  3. Changing with the changing times, the Court in Central Electricity Regulatory Commission v. National Hydroelectic Power Corporation Ltd. adopted email service of notices as an additional medium of serving the parties by traditional methods of service; 
  4. The decision in  Mahanadi Coal Fields Ltd. v. Mathias Oram where the Court wrote extensively over the issues of development in the context of those displaced from their habitat to make way for development of others;
  5. Setting aside Amrinder Singh's expulsion from the Legislative Assembly wherein a Constitutional Bench declared that such actions were contrary to "the basic objectives of a parliamentary democracy";
  6. Declaring that while "a Governor cannot be removed on the ground that he is out of sync with the policies and ideologies of the Union Government or the party in power at the Centre", nonetheless the Constitutional Bench in B.P. Singhal v. Union of India "the Governor holds office during the pleasure of the President" and "the President can remove the Governor from office at any time without assigning any reason and without giving any opportunity to show cause";
  7. The decision in the hotly contested Ambani brothers case in where the Court invoked the doctrine of public trust to give overriding mandate to the executive over private agreements;
  8. Exoneration of Khushboo from charged of obscenity having openly spoken about sexual beliefs. The Court specifically observed that "an expression of opinion in favour of non-dogmatic and non-conventional morality has to be tolerated as the same cannot be a ground to penalise the author";
  9. The conviction of Manu Sharma wherein the Court reflected upon the need of controlled reporting by the press and disassociating itself from indulging in 'trial by media';
  10. Disassociating the right of the State Governments to challenge decisions of CBI investigated matters and thus providing relief to Lalu Prasad Yadav on a technical point of law.  

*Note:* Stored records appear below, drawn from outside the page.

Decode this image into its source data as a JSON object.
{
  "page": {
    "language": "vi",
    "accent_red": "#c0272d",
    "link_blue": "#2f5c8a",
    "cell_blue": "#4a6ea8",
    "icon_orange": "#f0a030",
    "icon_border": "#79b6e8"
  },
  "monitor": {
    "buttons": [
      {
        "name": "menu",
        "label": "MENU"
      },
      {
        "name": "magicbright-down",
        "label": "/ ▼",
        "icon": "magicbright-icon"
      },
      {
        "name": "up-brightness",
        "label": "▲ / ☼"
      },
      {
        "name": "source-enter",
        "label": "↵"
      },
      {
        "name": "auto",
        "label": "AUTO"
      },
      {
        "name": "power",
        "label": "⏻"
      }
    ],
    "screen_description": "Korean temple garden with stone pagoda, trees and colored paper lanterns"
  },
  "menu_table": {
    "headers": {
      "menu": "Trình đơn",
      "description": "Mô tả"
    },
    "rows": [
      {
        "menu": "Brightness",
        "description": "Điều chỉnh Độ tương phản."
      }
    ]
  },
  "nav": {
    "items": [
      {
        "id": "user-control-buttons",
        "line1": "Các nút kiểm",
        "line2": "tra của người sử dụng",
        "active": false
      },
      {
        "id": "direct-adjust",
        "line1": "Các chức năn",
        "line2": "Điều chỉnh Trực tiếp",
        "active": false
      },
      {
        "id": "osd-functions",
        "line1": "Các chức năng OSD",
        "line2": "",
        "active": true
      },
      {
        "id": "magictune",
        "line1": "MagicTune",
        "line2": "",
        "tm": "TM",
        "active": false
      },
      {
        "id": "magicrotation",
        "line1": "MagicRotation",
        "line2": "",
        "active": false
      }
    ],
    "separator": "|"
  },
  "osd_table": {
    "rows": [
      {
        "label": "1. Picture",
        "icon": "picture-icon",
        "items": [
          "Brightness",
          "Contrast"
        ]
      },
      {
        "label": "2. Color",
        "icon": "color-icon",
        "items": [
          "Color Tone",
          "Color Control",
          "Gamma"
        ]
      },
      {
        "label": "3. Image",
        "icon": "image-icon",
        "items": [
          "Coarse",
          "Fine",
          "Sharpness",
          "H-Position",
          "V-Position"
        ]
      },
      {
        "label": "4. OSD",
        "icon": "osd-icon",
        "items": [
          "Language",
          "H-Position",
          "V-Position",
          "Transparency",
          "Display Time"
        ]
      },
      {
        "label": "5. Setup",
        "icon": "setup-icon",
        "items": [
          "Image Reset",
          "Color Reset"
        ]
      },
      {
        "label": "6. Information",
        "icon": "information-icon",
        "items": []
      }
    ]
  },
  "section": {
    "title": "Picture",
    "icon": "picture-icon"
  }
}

2 comments:

Dr. Sudha Jain, Advocate said...

Bravo!Your Blog is seems to be written for common reader, who could not spare themselve to know about devlopment of Legal field in length.

In mu opinion ,It is good to say that 10 is superior but in the eye of Law ,the dispensing of justice system should be like that each as well all the Judgement are trasprent judgement/ seems to be judgement.

Be continue , I personally appreciate your approach in this path.

Dr.Sudha Jain, Advocate & Family Counsellor, New Delhi.

Jhuma said...

The ten selections are very appropriate and hence commendable. It covers diverse spheres through which the conscience of the Supreme Court has travelled in the interest of a better society to be enjoyed by all. Thanks for the effort taken for selecting the cases.

Shakya Sen, Advocate, High Court, Kolkata.